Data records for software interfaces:
==*==

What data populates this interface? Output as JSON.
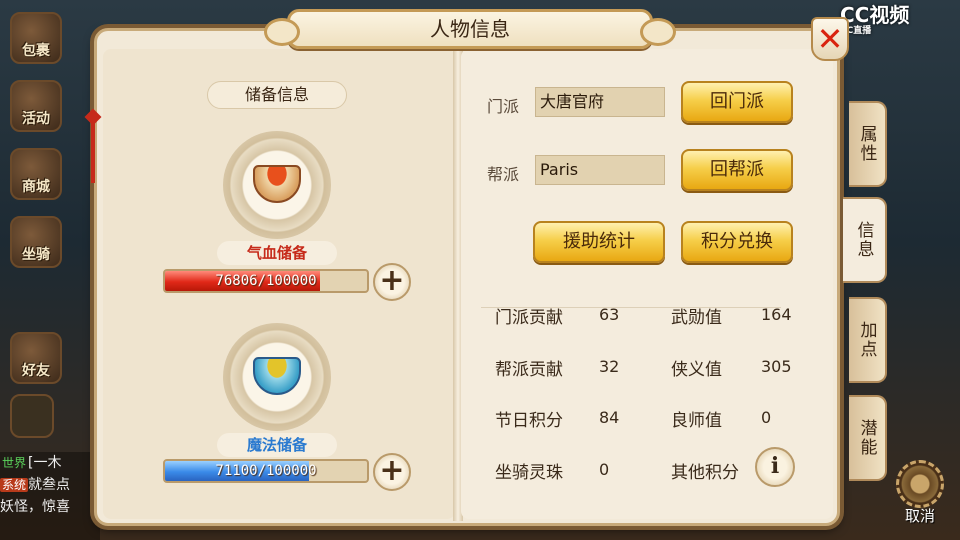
{
  "background": {
    "left_icons": [
      "包裹",
      "活动",
      "商城",
      "坐骑",
      "好友"
    ],
    "chat": {
      "line1_tag": "世界",
      "line1_text": "[一木",
      "line2_tag": "系统",
      "line2_text": "就叁点",
      "line3_text": "妖怪，惊喜"
    },
    "watermark_main": "CC视频",
    "watermark_sub": "CC直播",
    "cancel_label": "取消"
  },
  "dialog": {
    "title": "人物信息",
    "close_icon": "close-x-icon",
    "reserve": {
      "subtitle": "储备信息",
      "hp": {
        "label": "气血储备",
        "value_text": "76806/100000",
        "current": 76806,
        "max": 100000,
        "color": "#e02818"
      },
      "mp": {
        "label": "魔法储备",
        "value_text": "71100/100000",
        "current": 71100,
        "max": 100000,
        "color": "#3a8ae8"
      },
      "plus_icon": "plus-icon"
    },
    "sect": {
      "label": "门派",
      "value": "大唐官府",
      "button": "回门派"
    },
    "gang": {
      "label": "帮派",
      "value": "Paris",
      "button": "回帮派"
    },
    "buttons": {
      "aid_stats": "援助统计",
      "points_exchange": "积分兑换"
    },
    "stats": [
      {
        "label": "门派贡献",
        "value": "63"
      },
      {
        "label": "武勋值",
        "value": "164"
      },
      {
        "label": "帮派贡献",
        "value": "32"
      },
      {
        "label": "侠义值",
        "value": "305"
      },
      {
        "label": "节日积分",
        "value": "84"
      },
      {
        "label": "良师值",
        "value": "0"
      },
      {
        "label": "坐骑灵珠",
        "value": "0"
      },
      {
        "label": "其他积分",
        "value": ""
      }
    ],
    "info_icon": "info-i-icon",
    "info_glyph": "i",
    "tabs": [
      "属性",
      "信息",
      "加点",
      "潜能"
    ],
    "active_tab": "信息"
  }
}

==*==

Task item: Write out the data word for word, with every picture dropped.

Response box:
What data populates this interface? Output as JSON.
{
  "background": {
    "left_icons": [
      "包裹",
      "活动",
      "商城",
      "坐骑",
      "好友"
    ],
    "chat": {
      "line1_tag": "世界",
      "line1_text": "[一木",
      "line2_tag": "系统",
      "line2_text": "就叁点",
      "line3_text": "妖怪，惊喜"
    },
    "watermark_main": "CC视频",
    "watermark_sub": "CC直播",
    "cancel_label": "取消"
  },
  "dialog": {
    "title": "人物信息",
    "close_icon": "close-x-icon",
    "reserve": {
      "subtitle": "储备信息",
      "hp": {
        "label": "气血储备",
        "value_text": "76806/100000",
        "current": 76806,
        "max": 100000,
        "color": "#e02818"
      },
      "mp": {
        "label": "魔法储备",
        "value_text": "71100/100000",
        "current": 71100,
        "max": 100000,
        "color": "#3a8ae8"
      },
      "plus_icon": "plus-icon"
    },
    "sect": {
      "label": "门派",
      "value": "大唐官府",
      "button": "回门派"
    },
    "gang": {
      "label": "帮派",
      "value": "Paris",
      "button": "回帮派"
    },
    "buttons": {
      "aid_stats": "援助统计",
      "points_exchange": "积分兑换"
    },
    "stats": [
      {
        "label": "门派贡献",
        "value": "63"
      },
      {
        "label": "武勋值",
        "value": "164"
      },
      {
        "label": "帮派贡献",
        "value": "32"
      },
      {
        "label": "侠义值",
        "value": "305"
      },
      {
        "label": "节日积分",
        "value": "84"
      },
      {
        "label": "良师值",
        "value": "0"
      },
      {
        "label": "坐骑灵珠",
        "value": "0"
      },
      {
        "label": "其他积分",
        "value": ""
      }
    ],
    "info_icon": "info-i-icon",
    "info_glyph": "i",
    "tabs": [
      "属性",
      "信息",
      "加点",
      "潜能"
    ],
    "active_tab": "信息"
  }
}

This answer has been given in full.